(RECORDS begins)

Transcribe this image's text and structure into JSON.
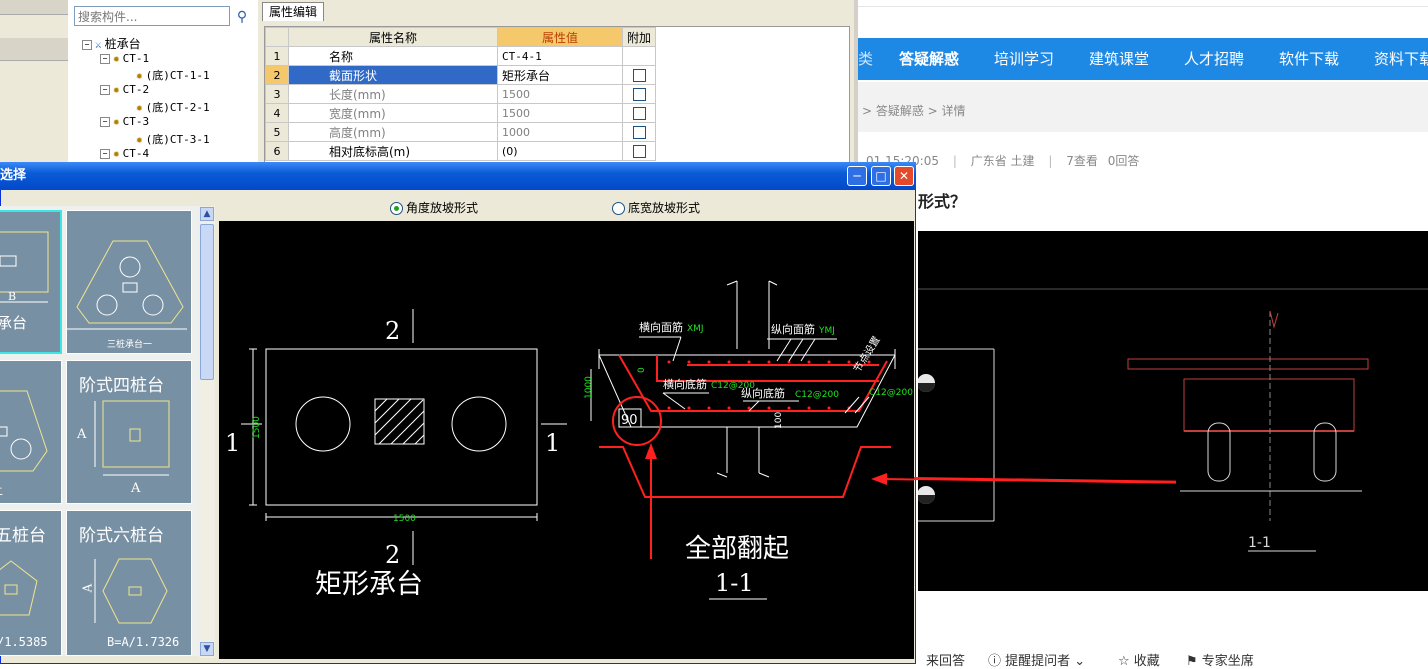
{
  "tree": {
    "search_placeholder": "搜索构件...",
    "root": "桩承台",
    "items": [
      {
        "label": "CT-1",
        "child": "(底)CT-1-1"
      },
      {
        "label": "CT-2",
        "child": "(底)CT-2-1"
      },
      {
        "label": "CT-3",
        "child": "(底)CT-3-1"
      },
      {
        "label": "CT-4",
        "child": ""
      }
    ]
  },
  "props": {
    "tab": "属性编辑",
    "col_name": "属性名称",
    "col_value": "属性值",
    "col_extra": "附加",
    "rows": [
      {
        "n": "1",
        "name": "名称",
        "value": "CT-4-1"
      },
      {
        "n": "2",
        "name": "截面形状",
        "value": "矩形承台"
      },
      {
        "n": "3",
        "name": "长度(mm)",
        "value": "1500"
      },
      {
        "n": "4",
        "name": "宽度(mm)",
        "value": "1500"
      },
      {
        "n": "5",
        "name": "高度(mm)",
        "value": "1000"
      },
      {
        "n": "6",
        "name": "相对底标高(m)",
        "value": "(0)"
      }
    ]
  },
  "web": {
    "nav": [
      "答疑解惑",
      "培训学习",
      "建筑课堂",
      "人才招聘",
      "软件下载",
      "资料下载"
    ],
    "nav_prefix": "类",
    "breadcrumb": "> 答疑解惑 > 详情",
    "meta_time": "01 15:20:05",
    "meta_location": "广东省  土建",
    "meta_views": "7查看",
    "meta_answers": "0回答",
    "title_fragment": "形式？",
    "footer": {
      "answer": "来回答",
      "remind": "提醒提问者",
      "collect": "收藏",
      "expert": "专家坐席"
    },
    "cad_section_label": "1-1"
  },
  "dialog": {
    "title": "选择",
    "radio_angle": "角度放坡形式",
    "radio_width": "底宽放坡形式",
    "thumbs": {
      "t1_label": "形承台",
      "t1_dim": "B",
      "t2_label": "三桩承台一",
      "t3_label": "台二",
      "t4_label": "阶式四桩台",
      "t4_dim_a": "A",
      "t5_label": "五桩台",
      "t5_formula": "/1.5385",
      "t6_label": "阶式六桩台",
      "t6_formula": "B=A/1.7326",
      "t6_dim_a": "A"
    },
    "drawing": {
      "plan_label": "矩形承台",
      "mark_top": "2",
      "mark_bottom": "2",
      "mark_left": "1",
      "mark_right": "1",
      "dim_width": "1500",
      "dim_height": "1500",
      "top_bar": "横向面筋",
      "top_bar_code": "XMJ",
      "long_top_bar": "纵向面筋",
      "long_top_bar_code": "YMJ",
      "bottom_bar": "横向底筋",
      "bottom_bar_code": "C12@200",
      "long_bottom_bar": "纵向底筋",
      "long_bottom_bar_code": "C12@200",
      "side_code": "C12@200",
      "slope_note": "节点设置",
      "dim_depth": "1000",
      "dim_100": "100",
      "dim_0": "0",
      "angle": "90",
      "annotation": "全部翻起",
      "section": "1-1"
    }
  },
  "colors": {
    "nav_blue": "#1e88e5",
    "title_blue": "#0a5bd6",
    "rebar_red": "#ff2020",
    "cad_green": "#20e020",
    "select_blue": "#3169c6"
  }
}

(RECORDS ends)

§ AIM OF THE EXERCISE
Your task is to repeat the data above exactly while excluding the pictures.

§ WRITTEN ANSWER
Transcribe this image's text and structure into JSON.
{
  "tree": {
    "search_placeholder": "搜索构件...",
    "root": "桩承台",
    "items": [
      {
        "label": "CT-1",
        "child": "(底)CT-1-1"
      },
      {
        "label": "CT-2",
        "child": "(底)CT-2-1"
      },
      {
        "label": "CT-3",
        "child": "(底)CT-3-1"
      },
      {
        "label": "CT-4",
        "child": ""
      }
    ]
  },
  "props": {
    "tab": "属性编辑",
    "col_name": "属性名称",
    "col_value": "属性值",
    "col_extra": "附加",
    "rows": [
      {
        "n": "1",
        "name": "名称",
        "value": "CT-4-1"
      },
      {
        "n": "2",
        "name": "截面形状",
        "value": "矩形承台"
      },
      {
        "n": "3",
        "name": "长度(mm)",
        "value": "1500"
      },
      {
        "n": "4",
        "name": "宽度(mm)",
        "value": "1500"
      },
      {
        "n": "5",
        "name": "高度(mm)",
        "value": "1000"
      },
      {
        "n": "6",
        "name": "相对底标高(m)",
        "value": "(0)"
      }
    ]
  },
  "web": {
    "nav": [
      "答疑解惑",
      "培训学习",
      "建筑课堂",
      "人才招聘",
      "软件下载",
      "资料下载"
    ],
    "nav_prefix": "类",
    "breadcrumb": "> 答疑解惑 > 详情",
    "meta_time": "01 15:20:05",
    "meta_location": "广东省  土建",
    "meta_views": "7查看",
    "meta_answers": "0回答",
    "title_fragment": "形式？",
    "footer": {
      "answer": "来回答",
      "remind": "提醒提问者",
      "collect": "收藏",
      "expert": "专家坐席"
    },
    "cad_section_label": "1-1"
  },
  "dialog": {
    "title": "选择",
    "radio_angle": "角度放坡形式",
    "radio_width": "底宽放坡形式",
    "thumbs": {
      "t1_label": "形承台",
      "t1_dim": "B",
      "t2_label": "三桩承台一",
      "t3_label": "台二",
      "t4_label": "阶式四桩台",
      "t4_dim_a": "A",
      "t5_label": "五桩台",
      "t5_formula": "/1.5385",
      "t6_label": "阶式六桩台",
      "t6_formula": "B=A/1.7326",
      "t6_dim_a": "A"
    },
    "drawing": {
      "plan_label": "矩形承台",
      "mark_top": "2",
      "mark_bottom": "2",
      "mark_left": "1",
      "mark_right": "1",
      "dim_width": "1500",
      "dim_height": "1500",
      "top_bar": "横向面筋",
      "top_bar_code": "XMJ",
      "long_top_bar": "纵向面筋",
      "long_top_bar_code": "YMJ",
      "bottom_bar": "横向底筋",
      "bottom_bar_code": "C12@200",
      "long_bottom_bar": "纵向底筋",
      "long_bottom_bar_code": "C12@200",
      "side_code": "C12@200",
      "slope_note": "节点设置",
      "dim_depth": "1000",
      "dim_100": "100",
      "dim_0": "0",
      "angle": "90",
      "annotation": "全部翻起",
      "section": "1-1"
    }
  },
  "colors": {
    "nav_blue": "#1e88e5",
    "title_blue": "#0a5bd6",
    "rebar_red": "#ff2020",
    "cad_green": "#20e020",
    "select_blue": "#3169c6"
  }
}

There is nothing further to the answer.